The Ram and the Shroud of Turin
I’ve always enjoyed symbols as metaphors. They are, at least, food for thought. This one, The Shroud Of Turin And The Symbolism Of The Ram Caught In The Bramble Bush is from the Shroud of Turin News blog:
Abraham saw a Ram with its horns caught in a bramble bush. This ram was then sacrificed as a burnt offering on the altar, by Abraham and Isaac. Now, here was Abraham willing to sacrifice his much wanted and loved son, Isaac, so why would not God hesitate to let his own son, Jesus be sacrificed, as the Lamb, as suggested in the Jewish prophecies that Jehovah would provide a sacrifice. Besides this, Abraham knew that God had promised him plenty of grandsons through Isaac. So Abraham knew that God would not let Isaac be killed. He also knew that this action showed that he trusted in God enough to be willing to sacrifice his most precious son, Isaac on God’s command. So, the Lamb of God’s forehead was symbolically covered with cruel thorns before he was sacrificed on the Cross to save mankind. The thorns are definitely not in the shape of a crown, as seen in paintings, but are more like one and a half inch long bramble thorns gathered from the roadside and placed in a really rough fashion on the forehead and scalp of Jesus. These cruel marks can be seen on the shroud of Turin, even today.
My favorite symbol as metaphor is of the angels in the tomb that perhaps represent the golden cherubim on the cover of the Ark of the Covenant. This is how Rowan Williams, the Archbishop of Canterbury put it in his book, On Christian Theology:
For the cherubim flanking the ark define a space where God would be if God were anywhere (the God of Judah is the one who sits between the cherubim or even ‘dwells’ between the cherubim); but there is no image between the cherubim. . . . And if John does mean us to catch an allusion here, we must suppose that it is to this non-representable, non-possible dimension of the paradoxical manifestation of God to God’s people: it may even connect with the stories of non-recognition which John and his editor or continuator in the final chapter of the gospel as we have it clearly find so fertile a ground for narrative meditation. But whatever was in the evangelist’s mind, the space between the angels is no bad metaphor for a number of features of the tomb tradition that should concentrate our minds theologically.

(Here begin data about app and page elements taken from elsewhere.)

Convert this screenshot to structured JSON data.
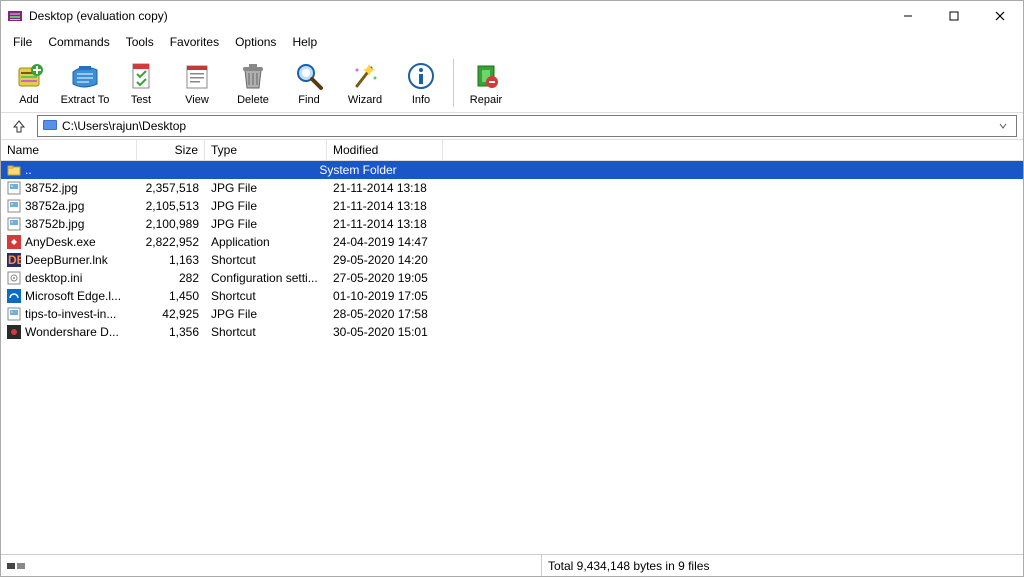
{
  "title": "Desktop (evaluation copy)",
  "menu": [
    "File",
    "Commands",
    "Tools",
    "Favorites",
    "Options",
    "Help"
  ],
  "toolbar": [
    {
      "label": "Add",
      "icon": "add"
    },
    {
      "label": "Extract To",
      "icon": "extract"
    },
    {
      "label": "Test",
      "icon": "test"
    },
    {
      "label": "View",
      "icon": "view"
    },
    {
      "label": "Delete",
      "icon": "delete"
    },
    {
      "label": "Find",
      "icon": "find"
    },
    {
      "label": "Wizard",
      "icon": "wizard"
    },
    {
      "label": "Info",
      "icon": "info"
    }
  ],
  "toolbar_after_sep": [
    {
      "label": "Repair",
      "icon": "repair"
    }
  ],
  "path": "C:\\Users\\rajun\\Desktop",
  "columns": {
    "name": "Name",
    "size": "Size",
    "type": "Type",
    "modified": "Modified"
  },
  "parent_row": {
    "name": "..",
    "type": "System Folder"
  },
  "files": [
    {
      "name": "38752.jpg",
      "size": "2,357,518",
      "type": "JPG File",
      "modified": "21-11-2014 13:18",
      "icon": "jpg"
    },
    {
      "name": "38752a.jpg",
      "size": "2,105,513",
      "type": "JPG File",
      "modified": "21-11-2014 13:18",
      "icon": "jpg"
    },
    {
      "name": "38752b.jpg",
      "size": "2,100,989",
      "type": "JPG File",
      "modified": "21-11-2014 13:18",
      "icon": "jpg"
    },
    {
      "name": "AnyDesk.exe",
      "size": "2,822,952",
      "type": "Application",
      "modified": "24-04-2019 14:47",
      "icon": "anydesk"
    },
    {
      "name": "DeepBurner.lnk",
      "size": "1,163",
      "type": "Shortcut",
      "modified": "29-05-2020 14:20",
      "icon": "deepburner"
    },
    {
      "name": "desktop.ini",
      "size": "282",
      "type": "Configuration setti...",
      "modified": "27-05-2020 19:05",
      "icon": "ini"
    },
    {
      "name": "Microsoft Edge.l...",
      "size": "1,450",
      "type": "Shortcut",
      "modified": "01-10-2019 17:05",
      "icon": "edge"
    },
    {
      "name": "tips-to-invest-in...",
      "size": "42,925",
      "type": "JPG File",
      "modified": "28-05-2020 17:58",
      "icon": "jpg"
    },
    {
      "name": "Wondershare D...",
      "size": "1,356",
      "type": "Shortcut",
      "modified": "30-05-2020 15:01",
      "icon": "wondershare"
    }
  ],
  "status": "Total 9,434,148 bytes in 9 files"
}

I remember having long discussions with Fr. Kim Dreisbach about this notion. We might even think of the two images on the shroud in a similar way or think of John’s angels being inspired representations the images on the shroud.